START Data listing

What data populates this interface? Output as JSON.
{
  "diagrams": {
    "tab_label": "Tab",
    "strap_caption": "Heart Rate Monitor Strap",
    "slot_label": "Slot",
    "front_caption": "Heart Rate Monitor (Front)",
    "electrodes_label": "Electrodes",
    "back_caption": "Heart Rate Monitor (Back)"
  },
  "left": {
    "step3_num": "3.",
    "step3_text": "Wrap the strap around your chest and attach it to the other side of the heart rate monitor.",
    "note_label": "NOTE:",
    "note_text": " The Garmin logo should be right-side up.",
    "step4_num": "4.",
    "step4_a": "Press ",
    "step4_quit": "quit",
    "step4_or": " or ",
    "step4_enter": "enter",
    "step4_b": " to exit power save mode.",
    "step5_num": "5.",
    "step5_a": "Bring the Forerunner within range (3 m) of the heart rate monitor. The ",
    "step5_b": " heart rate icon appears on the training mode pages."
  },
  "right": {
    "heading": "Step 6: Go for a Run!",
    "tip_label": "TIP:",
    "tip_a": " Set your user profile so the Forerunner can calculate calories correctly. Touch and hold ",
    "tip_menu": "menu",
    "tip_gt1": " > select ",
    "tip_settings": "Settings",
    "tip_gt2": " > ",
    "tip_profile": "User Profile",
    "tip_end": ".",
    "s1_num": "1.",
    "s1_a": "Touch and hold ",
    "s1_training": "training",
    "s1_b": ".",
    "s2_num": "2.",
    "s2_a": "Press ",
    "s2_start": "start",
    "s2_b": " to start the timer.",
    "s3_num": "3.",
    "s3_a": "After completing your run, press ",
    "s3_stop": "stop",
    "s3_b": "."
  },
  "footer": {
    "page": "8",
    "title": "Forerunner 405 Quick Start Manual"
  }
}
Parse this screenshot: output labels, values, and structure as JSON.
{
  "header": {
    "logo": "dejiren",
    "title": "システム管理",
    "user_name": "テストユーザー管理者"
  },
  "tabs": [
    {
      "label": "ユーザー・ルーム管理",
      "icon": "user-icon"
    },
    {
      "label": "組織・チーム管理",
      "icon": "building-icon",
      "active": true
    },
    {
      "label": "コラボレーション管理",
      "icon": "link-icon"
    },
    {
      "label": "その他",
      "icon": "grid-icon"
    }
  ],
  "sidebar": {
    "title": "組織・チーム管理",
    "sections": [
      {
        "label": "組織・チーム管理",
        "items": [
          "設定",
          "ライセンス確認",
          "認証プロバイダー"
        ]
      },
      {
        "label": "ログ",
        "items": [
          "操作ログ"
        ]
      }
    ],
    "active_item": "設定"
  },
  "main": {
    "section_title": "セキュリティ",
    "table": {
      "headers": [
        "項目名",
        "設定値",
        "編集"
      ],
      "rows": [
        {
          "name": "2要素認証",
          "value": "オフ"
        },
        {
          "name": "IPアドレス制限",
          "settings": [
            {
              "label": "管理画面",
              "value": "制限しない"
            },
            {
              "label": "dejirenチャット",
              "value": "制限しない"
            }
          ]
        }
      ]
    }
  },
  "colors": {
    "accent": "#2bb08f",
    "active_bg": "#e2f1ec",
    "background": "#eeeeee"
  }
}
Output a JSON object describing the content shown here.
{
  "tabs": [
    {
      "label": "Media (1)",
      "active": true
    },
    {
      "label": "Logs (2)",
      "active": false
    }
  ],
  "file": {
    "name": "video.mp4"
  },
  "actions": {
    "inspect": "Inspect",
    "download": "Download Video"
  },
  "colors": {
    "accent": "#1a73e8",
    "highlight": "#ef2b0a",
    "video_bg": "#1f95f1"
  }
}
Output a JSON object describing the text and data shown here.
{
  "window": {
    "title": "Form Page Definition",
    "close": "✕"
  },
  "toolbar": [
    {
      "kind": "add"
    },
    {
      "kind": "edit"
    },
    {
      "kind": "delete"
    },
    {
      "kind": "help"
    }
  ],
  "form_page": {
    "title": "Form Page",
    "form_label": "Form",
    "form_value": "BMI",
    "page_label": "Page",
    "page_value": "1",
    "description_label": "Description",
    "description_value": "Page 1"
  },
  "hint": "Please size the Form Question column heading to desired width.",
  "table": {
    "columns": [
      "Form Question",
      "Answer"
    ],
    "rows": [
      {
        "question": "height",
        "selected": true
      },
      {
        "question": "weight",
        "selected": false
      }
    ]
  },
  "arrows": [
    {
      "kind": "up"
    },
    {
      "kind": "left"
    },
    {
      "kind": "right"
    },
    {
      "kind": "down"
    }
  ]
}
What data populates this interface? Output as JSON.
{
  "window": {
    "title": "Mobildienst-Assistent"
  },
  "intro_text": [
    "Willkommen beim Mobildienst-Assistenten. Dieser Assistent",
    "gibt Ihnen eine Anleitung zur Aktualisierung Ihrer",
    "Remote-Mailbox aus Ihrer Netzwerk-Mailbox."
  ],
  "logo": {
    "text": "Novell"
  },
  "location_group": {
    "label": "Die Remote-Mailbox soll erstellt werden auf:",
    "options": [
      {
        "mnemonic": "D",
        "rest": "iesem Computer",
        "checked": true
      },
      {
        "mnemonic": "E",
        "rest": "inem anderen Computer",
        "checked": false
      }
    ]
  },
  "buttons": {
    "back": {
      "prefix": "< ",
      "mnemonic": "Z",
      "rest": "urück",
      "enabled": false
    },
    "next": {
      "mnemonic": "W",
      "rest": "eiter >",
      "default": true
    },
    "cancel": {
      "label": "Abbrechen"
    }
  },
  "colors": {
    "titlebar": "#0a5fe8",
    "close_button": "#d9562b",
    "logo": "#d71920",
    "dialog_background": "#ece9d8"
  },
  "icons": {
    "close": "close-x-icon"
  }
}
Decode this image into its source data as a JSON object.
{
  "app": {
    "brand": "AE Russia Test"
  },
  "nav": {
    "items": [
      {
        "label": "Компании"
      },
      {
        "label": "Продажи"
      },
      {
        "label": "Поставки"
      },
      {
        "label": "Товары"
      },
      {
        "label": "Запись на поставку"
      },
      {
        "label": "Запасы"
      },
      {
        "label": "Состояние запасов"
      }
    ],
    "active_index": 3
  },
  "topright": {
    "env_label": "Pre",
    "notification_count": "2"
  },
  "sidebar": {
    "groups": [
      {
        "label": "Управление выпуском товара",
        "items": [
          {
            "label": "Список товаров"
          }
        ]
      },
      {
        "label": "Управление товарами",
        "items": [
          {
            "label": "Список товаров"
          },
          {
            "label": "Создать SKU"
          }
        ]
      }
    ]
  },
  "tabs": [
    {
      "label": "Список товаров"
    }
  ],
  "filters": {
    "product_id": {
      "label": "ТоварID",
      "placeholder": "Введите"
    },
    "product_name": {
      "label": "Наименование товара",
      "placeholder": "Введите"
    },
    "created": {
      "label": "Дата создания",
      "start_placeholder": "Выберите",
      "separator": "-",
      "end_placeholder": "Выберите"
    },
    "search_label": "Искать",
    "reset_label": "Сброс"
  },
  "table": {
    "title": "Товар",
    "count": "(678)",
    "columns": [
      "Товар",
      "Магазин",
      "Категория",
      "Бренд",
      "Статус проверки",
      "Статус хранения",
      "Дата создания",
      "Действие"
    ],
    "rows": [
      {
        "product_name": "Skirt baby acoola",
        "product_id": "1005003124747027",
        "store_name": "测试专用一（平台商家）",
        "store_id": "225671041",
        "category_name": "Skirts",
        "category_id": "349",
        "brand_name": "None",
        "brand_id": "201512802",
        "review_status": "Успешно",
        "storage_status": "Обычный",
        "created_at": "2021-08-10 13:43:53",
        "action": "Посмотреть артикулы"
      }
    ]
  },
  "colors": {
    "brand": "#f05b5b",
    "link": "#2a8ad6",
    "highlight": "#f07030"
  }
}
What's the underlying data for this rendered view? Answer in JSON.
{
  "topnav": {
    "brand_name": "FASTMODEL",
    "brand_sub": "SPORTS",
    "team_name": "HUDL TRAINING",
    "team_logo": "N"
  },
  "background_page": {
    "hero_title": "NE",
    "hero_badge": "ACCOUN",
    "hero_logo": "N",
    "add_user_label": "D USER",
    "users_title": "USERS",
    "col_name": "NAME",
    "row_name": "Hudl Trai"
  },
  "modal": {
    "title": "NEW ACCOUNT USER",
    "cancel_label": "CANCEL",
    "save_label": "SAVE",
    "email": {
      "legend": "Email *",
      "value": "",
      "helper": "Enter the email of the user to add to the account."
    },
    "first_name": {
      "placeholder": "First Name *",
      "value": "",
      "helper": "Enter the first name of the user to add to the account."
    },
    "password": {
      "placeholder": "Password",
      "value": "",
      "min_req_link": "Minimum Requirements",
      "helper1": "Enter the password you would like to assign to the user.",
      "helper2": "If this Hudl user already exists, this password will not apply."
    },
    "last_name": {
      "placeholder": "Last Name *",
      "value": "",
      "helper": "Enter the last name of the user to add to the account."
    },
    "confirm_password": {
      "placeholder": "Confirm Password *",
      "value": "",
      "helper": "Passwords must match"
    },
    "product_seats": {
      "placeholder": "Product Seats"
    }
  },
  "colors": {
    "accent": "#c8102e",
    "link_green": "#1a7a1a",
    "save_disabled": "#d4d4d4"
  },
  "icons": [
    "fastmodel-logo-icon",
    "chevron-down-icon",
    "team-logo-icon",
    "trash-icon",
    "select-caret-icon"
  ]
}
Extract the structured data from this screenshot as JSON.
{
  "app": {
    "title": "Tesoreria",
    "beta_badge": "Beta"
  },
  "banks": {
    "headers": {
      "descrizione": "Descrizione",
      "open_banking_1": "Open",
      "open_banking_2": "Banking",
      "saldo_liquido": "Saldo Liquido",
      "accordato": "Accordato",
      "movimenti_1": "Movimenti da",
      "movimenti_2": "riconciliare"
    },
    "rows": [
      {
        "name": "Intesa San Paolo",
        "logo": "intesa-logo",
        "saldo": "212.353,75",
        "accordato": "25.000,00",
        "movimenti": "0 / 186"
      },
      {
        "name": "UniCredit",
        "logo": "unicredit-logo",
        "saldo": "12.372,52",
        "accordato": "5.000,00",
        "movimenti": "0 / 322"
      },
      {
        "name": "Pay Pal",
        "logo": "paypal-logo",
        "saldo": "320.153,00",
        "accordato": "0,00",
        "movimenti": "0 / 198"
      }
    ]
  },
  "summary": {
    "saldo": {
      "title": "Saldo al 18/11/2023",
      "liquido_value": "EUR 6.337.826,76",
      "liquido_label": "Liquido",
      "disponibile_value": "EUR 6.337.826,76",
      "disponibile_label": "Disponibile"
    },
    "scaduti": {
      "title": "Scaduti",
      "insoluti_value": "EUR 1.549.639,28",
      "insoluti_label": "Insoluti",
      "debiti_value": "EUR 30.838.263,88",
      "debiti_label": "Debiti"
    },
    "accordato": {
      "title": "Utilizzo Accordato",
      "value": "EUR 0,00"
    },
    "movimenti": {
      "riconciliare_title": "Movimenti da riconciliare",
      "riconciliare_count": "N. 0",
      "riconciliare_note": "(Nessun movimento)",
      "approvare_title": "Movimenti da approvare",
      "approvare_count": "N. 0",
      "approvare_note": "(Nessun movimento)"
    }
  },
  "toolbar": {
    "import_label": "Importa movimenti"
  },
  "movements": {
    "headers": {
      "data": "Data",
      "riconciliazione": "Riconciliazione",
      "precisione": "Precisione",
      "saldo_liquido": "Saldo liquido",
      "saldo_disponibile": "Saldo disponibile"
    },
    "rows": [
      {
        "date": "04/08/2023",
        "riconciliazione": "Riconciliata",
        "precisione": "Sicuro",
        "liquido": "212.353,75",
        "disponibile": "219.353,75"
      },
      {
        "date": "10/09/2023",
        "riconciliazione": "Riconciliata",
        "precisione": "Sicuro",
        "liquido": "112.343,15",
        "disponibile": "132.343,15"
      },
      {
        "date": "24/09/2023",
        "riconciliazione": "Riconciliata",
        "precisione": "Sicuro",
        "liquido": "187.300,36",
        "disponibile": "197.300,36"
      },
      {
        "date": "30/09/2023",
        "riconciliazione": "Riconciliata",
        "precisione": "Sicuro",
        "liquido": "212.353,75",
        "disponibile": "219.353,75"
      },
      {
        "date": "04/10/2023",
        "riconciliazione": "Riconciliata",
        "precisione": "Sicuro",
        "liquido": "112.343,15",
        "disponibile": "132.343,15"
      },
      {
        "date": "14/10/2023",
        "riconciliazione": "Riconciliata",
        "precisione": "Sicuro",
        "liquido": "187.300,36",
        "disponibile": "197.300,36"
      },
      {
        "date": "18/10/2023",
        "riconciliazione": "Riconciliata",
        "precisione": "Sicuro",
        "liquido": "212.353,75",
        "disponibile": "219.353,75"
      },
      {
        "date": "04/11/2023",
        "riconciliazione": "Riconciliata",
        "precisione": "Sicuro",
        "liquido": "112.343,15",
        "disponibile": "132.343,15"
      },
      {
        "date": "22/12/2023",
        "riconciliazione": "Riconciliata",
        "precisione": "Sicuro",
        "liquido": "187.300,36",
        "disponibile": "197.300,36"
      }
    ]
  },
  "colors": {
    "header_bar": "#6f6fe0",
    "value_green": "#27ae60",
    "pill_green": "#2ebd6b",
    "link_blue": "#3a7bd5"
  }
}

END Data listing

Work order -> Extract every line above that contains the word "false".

Output of the exercise ->
      "active": false
        "selected": false
        "checked": false
      "enabled": false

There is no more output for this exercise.